A view of a bar from the ceiling looking down at customers.
Conversions and Persuasive Design

Be the Dark Beer Website

It’s Friday night in a small town somewhere on earth. A website walks into a crowded pub, strolls over to the bar, orders a glass of water and doesn’t say hello to anyone. Another website, sitting two stools down, takes one last gulp of its dark beer, shares one last laugh with the dude sitting to his left and leaves his business card on the bar.

Which website is going to complete its first conversion? Which website will leave an instant impression? Which website has a business plan? Of these websites, which brand will be remembered?

Maybe the first website was at the wrong venue. Perhaps a yoga retreat was a better fit. If I was to guess, Website with Water didn’t think it had to talk to anyone because its digital marketing company pays for links management and keyword rank in search engines. It was assured revenue, so it can sip water, or herbal tea and just wait for the money to come pouring in.

Website with Dark Beer has been around and knows that if it wants to survive year after year, there can be no missed opportunities. Not only that, every tweak of a search algorithm, operating system or design practice can mean a sudden, severe dip in traffic, conversions and rank.

The beer drinking website knows how to meet the needs of its tribe because it knows them well. Even better, it knows exactly who that tribe is, what it desires, what it buys and values and how to make every tribe member happy.  It invests a great deal of time and money addressing customer experience concerns.

If this website is not how your website handles life on the web, we need to talk.

The Days of Cheap Websites Are Over

Is your website struggling, despite your online marketing efforts? Have you noticed people are not staying on your web pages long enough to do what you want to do?

It’s easy to blame the link builders, content writers, keyword research and analysis and finally, the design of the website itself for its failure to thrive on the Web.

Next, you blamed search engine algorithms, spam comments, trolls, negative customer stories and the so-called “black hat” strategies performed by your competitors.

Website owners will look for any reason to avoid facing the truth.  They hired the wrong people. They didn’t ask the correct questions. They had hoped that a cheaper solution would save them gobs of money and be easy to implement. A web site’s failure to thrive is the direct result of poor planning. It’s what happens when corners are cut and someone listened to a song and dance about programs with cheap, unskilled labor for hire.

A holistically built website is expensive.

If Your Business Success Depends on the Internet

Websites and web apps are woven into our daily lives. Like our pets, our web sites, apps, emails and social media sites go with us to get ice cream in the pickup truck, sleep next to us on the pillow, make noises when activated with voice commands and need a doctor when they get sick.

Your web site customers respond to websites the same way we respond to pets and people the first time we meet them.  This is the most basic truth about website ownership that nearly every website owner fails to understand or prepare for.

The language, essence, message and intent of a website has to be understood by everyone and when it’s not, the experiences for you and your site visitors suffers.
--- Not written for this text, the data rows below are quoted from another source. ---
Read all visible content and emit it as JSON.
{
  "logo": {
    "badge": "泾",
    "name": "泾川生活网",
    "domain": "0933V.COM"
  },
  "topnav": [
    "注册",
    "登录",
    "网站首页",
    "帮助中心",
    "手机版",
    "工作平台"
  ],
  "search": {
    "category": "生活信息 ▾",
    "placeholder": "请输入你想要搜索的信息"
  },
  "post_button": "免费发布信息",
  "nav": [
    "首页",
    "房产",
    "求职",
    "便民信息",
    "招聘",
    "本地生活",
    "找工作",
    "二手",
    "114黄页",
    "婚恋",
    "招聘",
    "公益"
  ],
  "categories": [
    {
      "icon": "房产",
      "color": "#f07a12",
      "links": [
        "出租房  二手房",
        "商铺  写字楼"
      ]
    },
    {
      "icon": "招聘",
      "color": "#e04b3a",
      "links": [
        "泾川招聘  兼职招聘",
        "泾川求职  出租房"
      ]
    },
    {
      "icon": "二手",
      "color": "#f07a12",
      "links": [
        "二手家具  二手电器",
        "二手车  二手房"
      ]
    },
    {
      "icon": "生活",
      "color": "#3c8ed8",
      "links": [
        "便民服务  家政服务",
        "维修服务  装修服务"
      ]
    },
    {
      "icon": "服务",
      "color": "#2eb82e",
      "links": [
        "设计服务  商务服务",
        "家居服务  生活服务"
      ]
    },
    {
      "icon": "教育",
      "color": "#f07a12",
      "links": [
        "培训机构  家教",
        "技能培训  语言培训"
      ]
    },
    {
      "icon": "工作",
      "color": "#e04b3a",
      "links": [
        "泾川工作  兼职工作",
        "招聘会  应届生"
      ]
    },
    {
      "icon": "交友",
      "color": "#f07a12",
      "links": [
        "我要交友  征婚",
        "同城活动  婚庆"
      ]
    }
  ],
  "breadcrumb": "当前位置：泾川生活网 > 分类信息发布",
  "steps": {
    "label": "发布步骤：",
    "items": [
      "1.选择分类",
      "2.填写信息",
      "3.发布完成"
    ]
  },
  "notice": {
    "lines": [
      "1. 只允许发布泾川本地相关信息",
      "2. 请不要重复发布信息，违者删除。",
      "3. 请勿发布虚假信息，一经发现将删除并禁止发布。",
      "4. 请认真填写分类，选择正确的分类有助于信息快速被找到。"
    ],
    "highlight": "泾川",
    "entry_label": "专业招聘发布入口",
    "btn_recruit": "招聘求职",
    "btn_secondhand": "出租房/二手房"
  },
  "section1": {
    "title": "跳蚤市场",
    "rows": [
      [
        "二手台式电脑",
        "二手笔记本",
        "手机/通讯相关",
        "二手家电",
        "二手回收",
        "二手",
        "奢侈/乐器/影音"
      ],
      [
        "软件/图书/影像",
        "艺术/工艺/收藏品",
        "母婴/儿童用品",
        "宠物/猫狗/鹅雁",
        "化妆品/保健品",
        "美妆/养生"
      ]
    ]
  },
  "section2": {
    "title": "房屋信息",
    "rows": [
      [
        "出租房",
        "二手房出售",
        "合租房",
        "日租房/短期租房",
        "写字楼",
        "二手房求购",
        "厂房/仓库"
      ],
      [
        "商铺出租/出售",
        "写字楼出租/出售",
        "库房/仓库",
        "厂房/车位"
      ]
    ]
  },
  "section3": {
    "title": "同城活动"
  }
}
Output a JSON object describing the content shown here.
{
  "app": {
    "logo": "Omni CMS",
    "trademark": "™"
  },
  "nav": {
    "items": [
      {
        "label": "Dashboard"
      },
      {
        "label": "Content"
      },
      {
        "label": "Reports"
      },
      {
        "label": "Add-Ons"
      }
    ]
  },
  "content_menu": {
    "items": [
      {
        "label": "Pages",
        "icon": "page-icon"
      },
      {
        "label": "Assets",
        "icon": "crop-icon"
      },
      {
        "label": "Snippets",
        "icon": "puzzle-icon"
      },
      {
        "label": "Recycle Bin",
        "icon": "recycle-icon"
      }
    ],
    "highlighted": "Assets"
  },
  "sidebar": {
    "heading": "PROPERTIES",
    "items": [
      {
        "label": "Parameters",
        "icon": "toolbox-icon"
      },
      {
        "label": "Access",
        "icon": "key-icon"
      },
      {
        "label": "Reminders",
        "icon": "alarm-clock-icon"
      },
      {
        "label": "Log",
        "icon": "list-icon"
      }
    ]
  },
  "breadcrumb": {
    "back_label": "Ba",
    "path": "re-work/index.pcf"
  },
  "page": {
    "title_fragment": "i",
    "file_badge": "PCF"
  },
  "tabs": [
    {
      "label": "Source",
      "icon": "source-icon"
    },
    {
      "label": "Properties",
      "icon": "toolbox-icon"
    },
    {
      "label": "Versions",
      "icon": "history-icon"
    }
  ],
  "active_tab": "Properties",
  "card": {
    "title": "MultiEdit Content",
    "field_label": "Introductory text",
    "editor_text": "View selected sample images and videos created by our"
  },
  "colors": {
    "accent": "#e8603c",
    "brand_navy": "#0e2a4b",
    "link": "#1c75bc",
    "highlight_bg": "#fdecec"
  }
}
Every breed of dog or cat is different. Every target market is different. If you ask people what they believe the most common traits are for golden retrievers are, you will get responses from people who have had one and from those who never have. This is what companies do too. They don’t know who their target market is but make guesses and assumptions anyway.

Every user is unique. If you don’t respect this core truth, you will not get them to do that thing you want them to do. Sure, you can create batches of designs for segments of your target users that you choose to pay the most devotion to. This is what most companies do. They are particular. They are not afraid to exclude people. Or worse, they don’t know they are excluding anyone.

Your visitors react to your online information with human senses few designers and developers stop to consider. They haven’t been taught to design for much beyond text and images backed by source code that needs to work on servers and browsers. Website visitors arrive with user experience baggage. They arrive after years or a few minutes of browsing, feeling frustrated and impatient and now your site is fighting them tooth and nail too with that big form draped over your content begging them to give you something before they know you. This tactic is obnoxious. But marketers swear by it.

Not the dark beer website.

Dark Beer Website listens to people. It observes behaviors. Collects data. It tests. And it tests again. And it hires people who know when it’s time to test again, for what and why. It hires experienced staff with the proper training and skills. They have a business requirement that reads, “Design for humans with feelings.” They design for disabilities, emotional responses, character traits, people who want and people who can.  It’s willing to pay more for web builders with expertise because in the long run, the final result is that it looks and acts exquisitely dapper out in public because of that investment.

Dark Beer Website will not make assumptions. If it sells a product for people, it knows that there is a target customer and a customer that just hasn’t had the pleasure of shaking hands with them yet.  Avoid assumptions. Change your perceptions of people. Think outside the box. Create experiences people will remember. Reduce clutter. Say hello to everyone. They may be your next customer, subscriber, fan, friend or referral.

Be the dark beer website.